Rajmohan goes on to write that “for four to five months – between January and May 1920 – Gandhi was clearly dazzled by her personality and seemed to fantasise that providence desired them together to shape India to a new design. He wrote to her that he often dreamt of her and that she was a great shakti.”
During this period, Young India carried a song by Saraladevi on the front page and Navjivan published another poem by her along with Gandhi’s comments that it was perfect.
(made available by Prof V. N. Datta, historian and writer) to Sarala dated May 2, 1920, “You will continue to haunt me in my sleep. No wonder that Panditji (Rambhuj Dutt) calls you the greatest shakti. You may cast that spell over him. You are performing the same trick over me.” In another letter dated January 23, 1920, the Mahatma wrote, “Saraladevi has been showering her love on me in every possible way.” The nature of their relationship is further uncovered in a letter dated August 23, 1920: “You are mine in the purest sense.

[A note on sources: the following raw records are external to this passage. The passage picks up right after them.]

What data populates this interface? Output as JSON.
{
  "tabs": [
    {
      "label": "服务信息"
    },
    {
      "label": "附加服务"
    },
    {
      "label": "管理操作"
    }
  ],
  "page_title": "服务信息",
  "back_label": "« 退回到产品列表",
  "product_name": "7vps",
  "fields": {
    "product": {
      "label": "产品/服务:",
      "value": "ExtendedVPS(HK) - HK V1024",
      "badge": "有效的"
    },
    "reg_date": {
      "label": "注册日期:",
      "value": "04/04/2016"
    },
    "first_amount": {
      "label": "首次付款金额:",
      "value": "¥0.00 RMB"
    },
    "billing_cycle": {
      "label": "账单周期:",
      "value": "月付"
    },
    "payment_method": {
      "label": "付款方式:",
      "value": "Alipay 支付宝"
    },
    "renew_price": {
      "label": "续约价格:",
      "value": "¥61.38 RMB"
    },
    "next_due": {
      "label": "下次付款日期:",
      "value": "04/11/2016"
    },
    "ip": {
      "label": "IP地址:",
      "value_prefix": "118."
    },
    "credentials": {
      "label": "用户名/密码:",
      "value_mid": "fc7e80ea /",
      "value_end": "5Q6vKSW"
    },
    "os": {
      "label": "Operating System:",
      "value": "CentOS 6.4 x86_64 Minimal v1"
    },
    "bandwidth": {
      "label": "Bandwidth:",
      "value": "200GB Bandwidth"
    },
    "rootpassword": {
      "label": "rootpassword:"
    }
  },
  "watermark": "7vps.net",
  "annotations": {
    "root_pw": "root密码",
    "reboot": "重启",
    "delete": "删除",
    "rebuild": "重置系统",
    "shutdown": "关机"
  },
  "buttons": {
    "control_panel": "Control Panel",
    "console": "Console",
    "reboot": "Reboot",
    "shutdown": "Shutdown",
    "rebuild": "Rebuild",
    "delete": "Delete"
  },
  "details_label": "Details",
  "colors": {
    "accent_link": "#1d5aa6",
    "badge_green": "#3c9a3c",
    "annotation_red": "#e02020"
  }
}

You ask for a reward of your great surrender, well, it is its own reward.”
Neither Mahatma Gandhi nor Sarla Devi wrote about their love affairs in their autobiographies.
Author Rajmohan Gandhi writes in his new book:”He responded to my father Devdas and letters written to him by the other leaders, especially by Rajagopalachari asking him to come out of the affair.”

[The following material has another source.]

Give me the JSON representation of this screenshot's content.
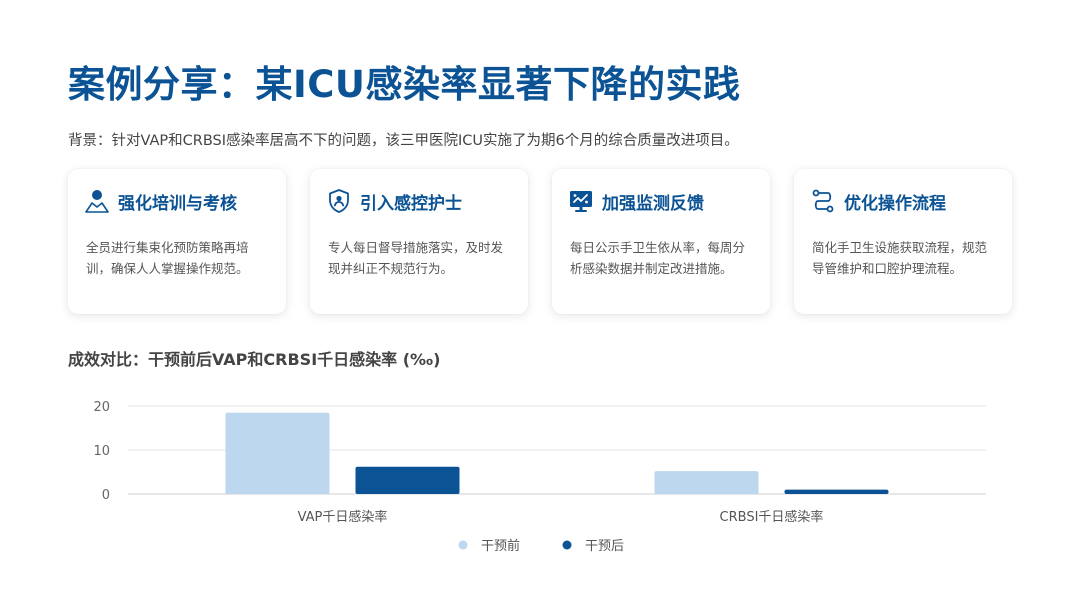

Mahatma Gandhi had also written so many so called spiritual love letters to Sarla Devi. I found the copy of one of those letters:
343. LETTER TO SARLA DEVI 1
February 1, 1940
MY DEAR SARLA,
Take a few minutes tonight after prayer.
From a photostat: G.N. 9085
On a visit to visit to Mandela’s Houghton home the next day, Amina revealed how Mandela sat opposite to her and wrote notes to her which said “beautiful, endearing things to me.”
“The day before had evidently been forgotten and we were to make a fresh beginning. But I told him that we were playing with fire and I prepared to tear up the notes. He stopped me, assuring me that he would shred them once he had finished writing,” Amina recalls.
Nelson was not a great romantic figure. Perhaps the years in prison had dampened that side of him. He would express his love or feelings in a rather matter-of-fact fashion. Perhaps the closest he got to express his feelings was when he wrote these notes to me in the garden of his Houghton home.
In her book, son of Amina Cachalia gives vivid descriptions of private visits of to her apartment by Mandela and her visits to his office and residence.
“On one of these visits I must have been looking rather flustered as I bustled about doing my chores,” Amina wrote.
“(Mandela) sat me down on the two-seater couch in the living room and kissed me passionately. Running his fingers through my hair he said: “Do you know that you are an exceptionally beautiful, vivacious and enticing young lady?” I hollered at him. He looked very worried and wanted to know what was so wrong with what he had said. I replied gently: I’m not a young lady; I am a middle-aged woman.”
Amina recalled one evening when Mandela visited her apartment in Johannesburg. She prepared crayfish for him, which he did not eat, as he was upset on being rebuffed.
“That night Nelson declared his love for me in no uncertain terms. I resisted, reminding him of his marriage (to former Mozambican First Lady Graca Machel), and the fact that while I may have been moved to consider his overtures positively, his marriage to Graca prevented me from doing so,” Amina wrote.
“I told him that we were playing with fire and I prepared to tear up the notes. He stopped me, assuring me that he would shred them once he had finished writing,” Amina recalls.